  39. Evacuations • Be aware of stress unexpected separation places on parents and children • Ensure that medicines, food, durable medical equipment, and health supplies evacuate with the student • Make sure special education students practice procedures with rest of school

  40. Assistive Device Needs • Children may become separated from their devices or components (e.g. hearing aids, chargers) • It may be impossible to evacuate with the assistive device (e.g. track lifts; power chairs) • Their assistive device may be damaged or destroyed by the event • There may be new (long-term) assistive device needs resulting from new injuries related to the event • There may be new (short-term) assistive device needs due to a loss of other supports

  41. Sheltering in place • Be aware of stress unexpected separation places on parents and children • Discuss sheltering-in-place plans with special education teachers • Make sure special education students practice procedures with rest of school • Ensure access to medicines and foods for 48 hours • Have contact information for parents of students with disabilities at hand

  42. From left to right: http://www.photolibrary.fema.gov/photolibrary/photo_details.do?id=17278; http://www.photolibrary.fema.gov/photolibrary/photo_details.do?id=17097; http://www.photolibrary.fema.gov/photolibrary/photo_details.do?id=17413.

  43. Shelters at the School • ADA requires people to be accommodated in the most integrated setting appropriate to their needs • Students should generally be housed with their families, friends and neighbors • Shelter operators may not make eligibility dependent on a child’s ability to bring their own attendant

  44. Access and Functional Needs vs. Acute Medical Needs • Most children with disabilities do not have acute medical care needs, and maintain their health, safety and independence in their home and community on a daily basis. • Planning to meet the access and functional needs of children with disabilities in general population settings can significantly reduce the use of very limited acute care resources and optimize return to their pre-disaster level of independence.
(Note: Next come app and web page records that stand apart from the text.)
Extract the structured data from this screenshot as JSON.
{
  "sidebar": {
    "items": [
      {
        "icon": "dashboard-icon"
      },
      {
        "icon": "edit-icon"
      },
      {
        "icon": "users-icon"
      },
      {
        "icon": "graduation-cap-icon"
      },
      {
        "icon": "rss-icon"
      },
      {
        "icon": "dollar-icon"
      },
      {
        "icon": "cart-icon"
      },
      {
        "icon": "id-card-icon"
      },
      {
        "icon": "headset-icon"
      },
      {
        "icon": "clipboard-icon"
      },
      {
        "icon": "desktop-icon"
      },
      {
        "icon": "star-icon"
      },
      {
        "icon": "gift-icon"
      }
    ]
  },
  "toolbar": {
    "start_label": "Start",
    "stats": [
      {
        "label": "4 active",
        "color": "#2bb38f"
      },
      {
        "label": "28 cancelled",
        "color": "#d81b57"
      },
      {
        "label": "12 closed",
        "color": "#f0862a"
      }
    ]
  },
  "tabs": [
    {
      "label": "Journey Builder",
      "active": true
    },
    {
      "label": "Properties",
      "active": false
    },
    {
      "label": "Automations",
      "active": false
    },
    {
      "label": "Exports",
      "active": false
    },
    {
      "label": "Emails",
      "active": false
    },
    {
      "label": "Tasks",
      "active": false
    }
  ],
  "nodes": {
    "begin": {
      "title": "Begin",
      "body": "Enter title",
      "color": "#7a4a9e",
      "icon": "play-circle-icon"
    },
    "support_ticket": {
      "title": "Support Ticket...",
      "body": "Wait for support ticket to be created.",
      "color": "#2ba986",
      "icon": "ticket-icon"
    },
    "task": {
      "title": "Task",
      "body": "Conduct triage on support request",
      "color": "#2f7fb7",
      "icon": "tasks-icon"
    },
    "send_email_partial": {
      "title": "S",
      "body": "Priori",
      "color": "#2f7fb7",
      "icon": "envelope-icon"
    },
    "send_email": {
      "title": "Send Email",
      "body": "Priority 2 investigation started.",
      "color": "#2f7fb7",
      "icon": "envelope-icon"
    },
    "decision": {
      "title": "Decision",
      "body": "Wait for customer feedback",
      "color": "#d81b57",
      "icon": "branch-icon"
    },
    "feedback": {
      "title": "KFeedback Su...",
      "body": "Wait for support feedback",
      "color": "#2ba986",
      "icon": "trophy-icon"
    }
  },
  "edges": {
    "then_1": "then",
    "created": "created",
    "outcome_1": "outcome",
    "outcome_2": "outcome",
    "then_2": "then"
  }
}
  45. Triage of Care • Students with disabilities should receive same precedence of care as those without disabilities. • Students with disabilities living in the community predisaster may require more non medical supports in shelter situations and other situations post-disaster. • If electricity is available, give priority to those who use ventilators, suction devices, refrigeration for meds, etc. • Most students with disabilities will not need a medical special needs shelter.

  46. Supplies • Provide an effective way for children to stay with and receive durable medical equipment and medical supplies • If possible, provide refrigeration for meds • If electricity is available, give priority to those who use ventilators, suction devices, etc. • Provide food options to those children with dietary restrictions • Provide emergency supplies that enable care for service animals

  47. Effective Communication • Provide explanations to children of what is occurring to the extent of their understanding • Provide alternate format materials for students with disabilities (blind, low vision) • Ensure that audible information is accessible to students who are deaf/hard of hearing

  48. Facilitate Connections • Reconnect children with their families • Make sure that services the child was receiving pre-disaster are reconnected post-disaster • Support the parents and caretakers as a form of supporting children • Provide referrals and information to families